WOLFSBURG, Germany -- Volkswagen AG will ask German workers to forego pay raises for two years as part of a broader plan to cut labor costs by some $2.51 billion in the next six years, the carmaker said Monday.
There is "no room" for increased wages, said VW personnel chief Peter Hartz, who wants to use next month's wage negotiations as a starting point to slash its labor cost base by 30 percent by 2011.
He also rebuffed a demand from the IG Metall metal workers union that Europe's biggest carmaker guarantee 103,000 jobs at six western German plants for the next decade.
Reuters reported on Saturday that VW would insist on a pay freeze of at least one year, according to a company source.
Last week, VW's works council and the IG Metall union also staked out a hard-line bargaining position for the talks, demanding a 4 percent wage increase and extensive job guarantees.

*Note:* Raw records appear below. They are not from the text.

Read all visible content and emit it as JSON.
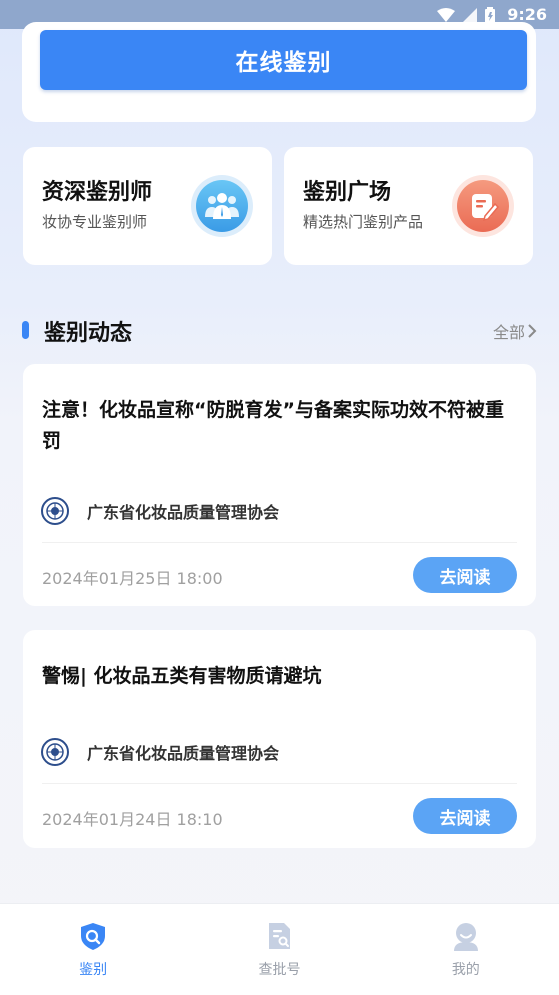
{
  "status_bar": {
    "time": "9:26"
  },
  "top": {
    "primary_button": "在线鉴别"
  },
  "features": [
    {
      "title": "资深鉴别师",
      "subtitle": "妆协专业鉴别师",
      "icon": "experts-group-icon"
    },
    {
      "title": "鉴别广场",
      "subtitle": "精选热门鉴别产品",
      "icon": "note-edit-icon"
    }
  ],
  "section": {
    "title": "鉴别动态",
    "more_label": "全部"
  },
  "news": [
    {
      "title": "注意！化妆品宣称“防脱育发”与备案实际功效不符被重罚",
      "source": "广东省化妆品质量管理协会",
      "date": "2024年01月25日 18:00",
      "action": "去阅读"
    },
    {
      "title": "警惕| 化妆品五类有害物质请避坑",
      "source": "广东省化妆品质量管理协会",
      "date": "2024年01月24日 18:10",
      "action": "去阅读"
    }
  ],
  "bottom_nav": [
    {
      "label": "鉴别",
      "icon": "shield-search-icon",
      "active": true
    },
    {
      "label": "查批号",
      "icon": "document-search-icon",
      "active": false
    },
    {
      "label": "我的",
      "icon": "user-icon",
      "active": false
    }
  ],
  "colors": {
    "accent": "#3a86f5",
    "button_light": "#5ba4f5"
  }
}
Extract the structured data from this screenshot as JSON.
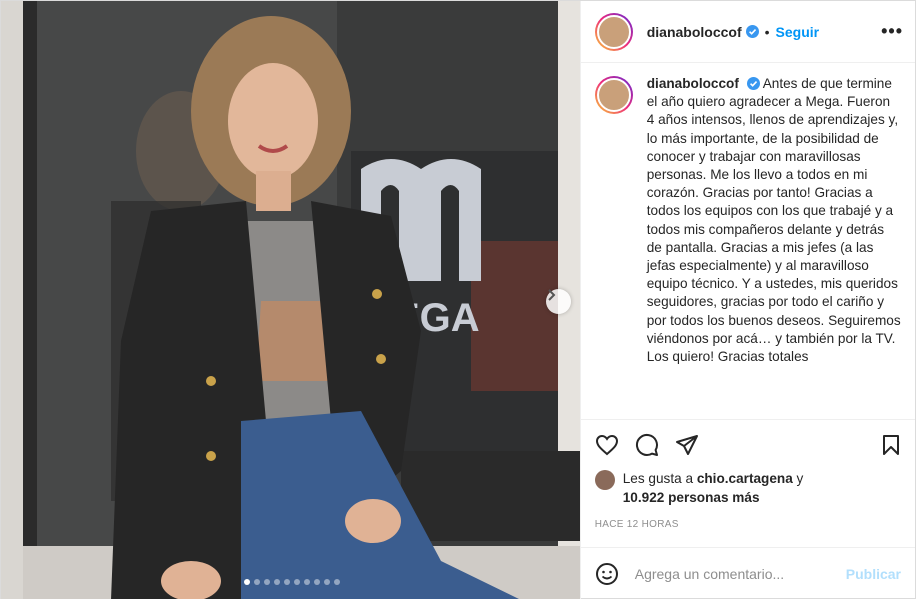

VW, which recently warned that it would fail to meet its 2004 profit target by about $734 million, is grappling with currency head winds, high production costs, slack demand and an erosion of prices in its key markets.
NO PRODUCTION SHIFT
VW's Hartz, architect of the country's broader labor market reforms, demanded more flexibility from a work force that earns about a fifth more than other German metal workers.
He said though that this didn't mean that current employees would have less money in their pockets: "It's much more about an intelligent, structural re-orientation of the labor costs."
The VW negotiations are being closely watched as a gauge of German workers' readiness to get job security in exchange for wage concessions that would boost the competitiveness of Europe's biggest economy.
Germany's DaimlerChrysler last month managed to wring $612 million in labor cost savings from German employees at its flagship Mercedes unit in exchange for job guarantees, after threatening to ax 6,000 jobs at one plant.
Unlike Mercedes boss Juergen Hubbert, Hartz didn't take out the heavy ammunition by threatening to move some auto manufacturing abroad. "We're offering alternatives to relocating production," he said.
The company presented a seven-point plan to be implemented in the coming six years that included reducing the number of different wage classes to 12 from 22 and linking bonuses to corporate earnings.
Hartmut Meine, who heads IG Metall's negotiating team in VW's home state of Lower Saxony, said it was unfair to make staff bear the brunt of the efficiency drive at VW.
"If it came to a pay freeze, it would basically mean an announcement that shareholders also get nothing," he told German television on Monday. "Shareholders get a regular dividend, so why should the workers get nothing?"